▶ _DATASET ENTRIES_:
------------------------------

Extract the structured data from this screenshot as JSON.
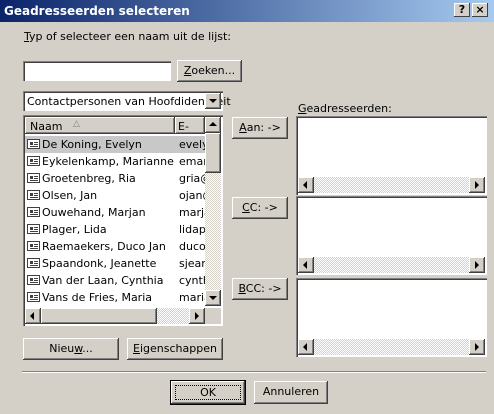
{
  "window": {
    "title": "Geadresseerden selecteren",
    "help_label": "?",
    "close_label": "×"
  },
  "search": {
    "label_prefix": "T",
    "label_rest": "yp of selecteer een naam uit de lijst:",
    "value": "",
    "find_button_prefix": "Z",
    "find_button_rest": "oeken..."
  },
  "addressbook": {
    "selected": "Contactpersonen van Hoofdidentiteit"
  },
  "contacts": {
    "columns": {
      "name": "Naam",
      "email": "E-ma"
    },
    "rows": [
      {
        "name": "De Koning, Evelyn",
        "email": "evely"
      },
      {
        "name": "Eykelenkamp, Marianne",
        "email": "emar"
      },
      {
        "name": "Groetenbreg, Ria",
        "email": "gria@"
      },
      {
        "name": "Olsen, Jan",
        "email": "ojan@"
      },
      {
        "name": "Ouwehand, Marjan",
        "email": "marja"
      },
      {
        "name": "Plager, Lida",
        "email": "lidap"
      },
      {
        "name": "Raemaekers, Duco Jan",
        "email": "duco"
      },
      {
        "name": "Spaandonk, Jeanette",
        "email": "sjean"
      },
      {
        "name": "Van der Laan, Cynthia",
        "email": "cynth"
      },
      {
        "name": "Vans de Fries, Maria",
        "email": "maria"
      }
    ]
  },
  "buttons": {
    "to_prefix": "A",
    "to_rest": "an: ->",
    "cc_prefix": "C",
    "cc_rest": "C: ->",
    "bcc_prefix": "B",
    "bcc_rest": "CC: ->",
    "new_a": "Nieu",
    "new_u": "w",
    "new_b": "...",
    "props_prefix": "E",
    "props_rest": "igenschappen",
    "ok": "OK",
    "cancel": "Annuleren"
  },
  "recipients": {
    "label_prefix": "G",
    "label_rest": "eadresseerden:"
  }
}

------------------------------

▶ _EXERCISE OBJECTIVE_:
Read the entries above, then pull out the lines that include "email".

▶ _EXERCISE SOLUTION_:
      "email": "E-ma"
        "email": "evely"
        "email": "emar"
        "email": "gria@"
        "email": "ojan@"
        "email": "marja"
        "email": "lidap"
        "email": "duco"
        "email": "sjean"
        "email": "cynth"
        "email": "maria"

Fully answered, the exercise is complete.